**TASK**: Go through the listing below, count the lines that contain "container", and state the number alone.
● ● ● ●
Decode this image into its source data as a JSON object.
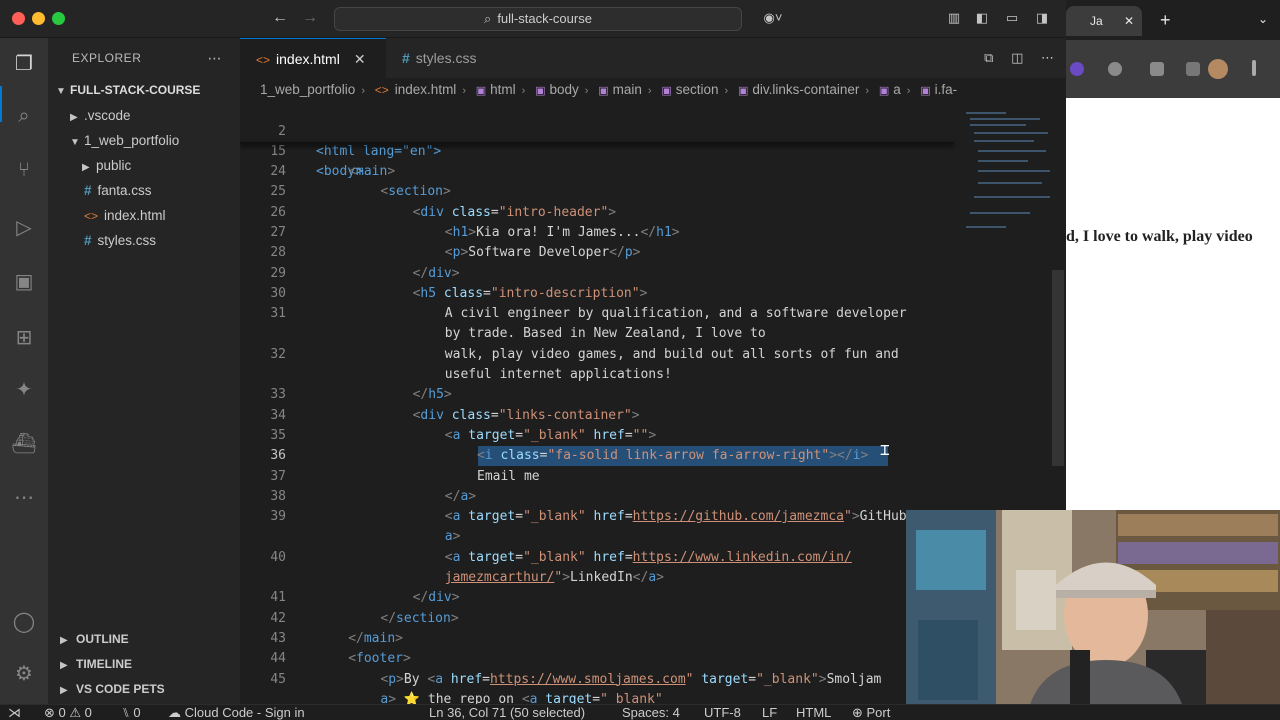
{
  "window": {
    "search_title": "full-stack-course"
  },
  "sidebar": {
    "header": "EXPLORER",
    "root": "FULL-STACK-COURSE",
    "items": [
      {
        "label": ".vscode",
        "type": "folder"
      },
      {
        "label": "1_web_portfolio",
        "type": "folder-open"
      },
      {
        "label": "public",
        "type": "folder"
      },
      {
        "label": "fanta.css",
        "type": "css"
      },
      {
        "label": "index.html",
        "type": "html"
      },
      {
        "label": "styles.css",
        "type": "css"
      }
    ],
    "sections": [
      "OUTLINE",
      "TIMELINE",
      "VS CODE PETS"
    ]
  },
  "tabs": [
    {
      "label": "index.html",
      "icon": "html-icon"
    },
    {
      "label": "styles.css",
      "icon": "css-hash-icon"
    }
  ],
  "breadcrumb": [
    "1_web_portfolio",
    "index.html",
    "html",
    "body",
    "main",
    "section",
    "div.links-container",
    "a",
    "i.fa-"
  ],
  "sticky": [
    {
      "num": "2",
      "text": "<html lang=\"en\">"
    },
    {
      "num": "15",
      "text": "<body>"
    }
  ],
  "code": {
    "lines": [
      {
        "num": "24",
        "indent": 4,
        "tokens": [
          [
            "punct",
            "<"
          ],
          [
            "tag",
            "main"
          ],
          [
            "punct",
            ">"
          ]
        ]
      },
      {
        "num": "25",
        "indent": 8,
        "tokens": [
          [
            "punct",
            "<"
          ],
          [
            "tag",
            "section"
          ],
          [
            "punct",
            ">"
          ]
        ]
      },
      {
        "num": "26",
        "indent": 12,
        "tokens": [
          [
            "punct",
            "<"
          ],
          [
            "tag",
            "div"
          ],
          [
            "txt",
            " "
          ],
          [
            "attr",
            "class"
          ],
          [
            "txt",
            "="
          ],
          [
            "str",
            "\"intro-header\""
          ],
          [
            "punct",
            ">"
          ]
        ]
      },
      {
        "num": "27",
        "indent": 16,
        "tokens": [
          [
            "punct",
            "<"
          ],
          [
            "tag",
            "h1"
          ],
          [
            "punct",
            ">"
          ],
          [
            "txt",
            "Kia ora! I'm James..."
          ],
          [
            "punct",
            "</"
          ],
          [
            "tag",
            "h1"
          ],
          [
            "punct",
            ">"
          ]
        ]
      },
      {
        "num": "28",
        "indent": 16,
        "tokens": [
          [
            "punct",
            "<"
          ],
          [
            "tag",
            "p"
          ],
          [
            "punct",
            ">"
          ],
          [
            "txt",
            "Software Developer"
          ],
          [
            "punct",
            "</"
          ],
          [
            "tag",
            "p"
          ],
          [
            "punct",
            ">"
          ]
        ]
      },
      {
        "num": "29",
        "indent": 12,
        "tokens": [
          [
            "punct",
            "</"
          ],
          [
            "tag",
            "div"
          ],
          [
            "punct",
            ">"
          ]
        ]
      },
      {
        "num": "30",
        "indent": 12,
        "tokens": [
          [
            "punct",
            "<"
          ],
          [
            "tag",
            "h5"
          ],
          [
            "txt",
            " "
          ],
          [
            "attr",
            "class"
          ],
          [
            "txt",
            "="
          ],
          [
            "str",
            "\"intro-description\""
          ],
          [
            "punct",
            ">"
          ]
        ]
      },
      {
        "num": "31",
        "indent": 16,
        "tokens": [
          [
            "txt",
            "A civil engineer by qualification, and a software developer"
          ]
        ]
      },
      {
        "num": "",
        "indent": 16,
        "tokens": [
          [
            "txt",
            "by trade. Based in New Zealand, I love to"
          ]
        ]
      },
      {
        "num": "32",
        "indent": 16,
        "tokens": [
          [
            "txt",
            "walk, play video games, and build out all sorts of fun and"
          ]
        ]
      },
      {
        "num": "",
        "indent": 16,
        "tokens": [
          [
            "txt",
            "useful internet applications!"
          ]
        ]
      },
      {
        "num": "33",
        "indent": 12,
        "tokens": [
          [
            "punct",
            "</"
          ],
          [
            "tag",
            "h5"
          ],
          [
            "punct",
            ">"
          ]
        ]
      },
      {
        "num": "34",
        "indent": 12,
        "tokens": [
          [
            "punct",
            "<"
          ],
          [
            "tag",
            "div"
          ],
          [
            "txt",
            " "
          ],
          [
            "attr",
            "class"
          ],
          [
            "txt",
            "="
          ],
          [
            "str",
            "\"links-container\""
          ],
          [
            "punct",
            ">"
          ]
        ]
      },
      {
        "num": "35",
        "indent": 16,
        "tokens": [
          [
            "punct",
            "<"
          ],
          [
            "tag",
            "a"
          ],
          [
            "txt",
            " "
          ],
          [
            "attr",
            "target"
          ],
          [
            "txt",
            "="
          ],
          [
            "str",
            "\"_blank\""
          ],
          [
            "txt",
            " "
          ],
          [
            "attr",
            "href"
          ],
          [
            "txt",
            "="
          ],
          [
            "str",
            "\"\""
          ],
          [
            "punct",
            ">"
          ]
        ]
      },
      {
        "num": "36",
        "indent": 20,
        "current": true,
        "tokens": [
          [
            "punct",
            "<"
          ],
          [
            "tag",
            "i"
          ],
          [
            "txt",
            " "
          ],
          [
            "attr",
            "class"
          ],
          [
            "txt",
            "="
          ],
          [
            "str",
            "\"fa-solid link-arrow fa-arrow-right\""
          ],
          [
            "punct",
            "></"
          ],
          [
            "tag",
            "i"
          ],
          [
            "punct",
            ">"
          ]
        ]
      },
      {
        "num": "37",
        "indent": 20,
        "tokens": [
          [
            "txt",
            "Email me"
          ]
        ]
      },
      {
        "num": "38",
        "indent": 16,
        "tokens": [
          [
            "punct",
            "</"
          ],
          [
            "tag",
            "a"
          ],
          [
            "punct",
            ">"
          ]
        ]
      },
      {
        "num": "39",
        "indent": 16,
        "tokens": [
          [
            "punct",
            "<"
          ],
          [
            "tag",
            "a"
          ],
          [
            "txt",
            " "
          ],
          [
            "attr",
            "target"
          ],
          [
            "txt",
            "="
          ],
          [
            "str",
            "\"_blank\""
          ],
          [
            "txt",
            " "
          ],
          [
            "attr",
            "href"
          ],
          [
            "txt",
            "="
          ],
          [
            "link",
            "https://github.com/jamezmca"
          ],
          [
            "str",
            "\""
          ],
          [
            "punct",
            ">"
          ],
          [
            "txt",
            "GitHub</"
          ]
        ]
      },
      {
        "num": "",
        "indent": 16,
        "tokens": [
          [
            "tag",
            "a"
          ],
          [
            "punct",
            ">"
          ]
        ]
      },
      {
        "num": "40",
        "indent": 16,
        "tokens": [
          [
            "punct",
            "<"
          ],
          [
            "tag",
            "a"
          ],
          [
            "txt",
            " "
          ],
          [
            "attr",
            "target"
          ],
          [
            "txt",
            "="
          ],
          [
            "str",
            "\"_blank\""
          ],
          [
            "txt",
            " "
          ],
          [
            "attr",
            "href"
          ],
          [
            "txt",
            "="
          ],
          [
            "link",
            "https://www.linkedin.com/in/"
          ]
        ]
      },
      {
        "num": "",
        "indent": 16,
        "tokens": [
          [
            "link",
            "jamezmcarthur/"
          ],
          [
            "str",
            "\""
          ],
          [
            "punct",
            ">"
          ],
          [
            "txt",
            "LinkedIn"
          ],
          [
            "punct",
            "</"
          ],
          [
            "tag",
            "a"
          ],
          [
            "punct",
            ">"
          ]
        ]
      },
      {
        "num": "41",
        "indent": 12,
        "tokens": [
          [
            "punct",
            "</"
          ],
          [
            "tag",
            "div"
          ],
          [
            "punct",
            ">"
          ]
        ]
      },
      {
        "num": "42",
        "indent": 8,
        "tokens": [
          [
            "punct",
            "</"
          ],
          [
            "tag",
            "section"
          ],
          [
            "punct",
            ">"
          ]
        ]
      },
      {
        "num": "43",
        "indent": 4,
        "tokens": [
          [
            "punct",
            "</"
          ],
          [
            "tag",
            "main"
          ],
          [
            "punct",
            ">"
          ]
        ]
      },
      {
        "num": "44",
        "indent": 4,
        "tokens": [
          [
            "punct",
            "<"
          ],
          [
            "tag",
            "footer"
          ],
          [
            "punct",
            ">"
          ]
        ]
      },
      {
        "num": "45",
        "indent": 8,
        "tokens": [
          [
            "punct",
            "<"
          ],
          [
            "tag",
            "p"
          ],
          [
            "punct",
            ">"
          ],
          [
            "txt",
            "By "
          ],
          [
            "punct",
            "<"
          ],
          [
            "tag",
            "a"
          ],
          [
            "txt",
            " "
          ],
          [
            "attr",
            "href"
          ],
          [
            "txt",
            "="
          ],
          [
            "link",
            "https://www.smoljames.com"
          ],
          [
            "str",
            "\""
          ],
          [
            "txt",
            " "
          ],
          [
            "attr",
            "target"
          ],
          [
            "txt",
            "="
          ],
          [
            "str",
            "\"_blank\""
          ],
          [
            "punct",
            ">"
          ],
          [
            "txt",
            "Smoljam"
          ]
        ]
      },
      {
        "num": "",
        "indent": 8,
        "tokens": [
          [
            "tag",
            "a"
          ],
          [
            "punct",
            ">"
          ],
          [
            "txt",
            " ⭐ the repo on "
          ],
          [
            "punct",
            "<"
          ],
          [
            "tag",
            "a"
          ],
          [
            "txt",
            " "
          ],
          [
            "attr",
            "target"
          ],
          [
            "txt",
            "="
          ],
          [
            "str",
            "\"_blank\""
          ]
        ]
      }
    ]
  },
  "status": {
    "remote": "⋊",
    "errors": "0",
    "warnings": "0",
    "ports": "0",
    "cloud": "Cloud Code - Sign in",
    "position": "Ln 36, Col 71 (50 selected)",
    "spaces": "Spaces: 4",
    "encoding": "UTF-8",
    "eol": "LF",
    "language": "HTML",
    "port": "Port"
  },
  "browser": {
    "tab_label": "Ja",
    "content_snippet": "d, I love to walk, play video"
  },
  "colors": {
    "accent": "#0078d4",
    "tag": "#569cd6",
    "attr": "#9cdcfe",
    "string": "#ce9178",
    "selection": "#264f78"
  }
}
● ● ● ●
**OUTPUT OF THE TASK**: 2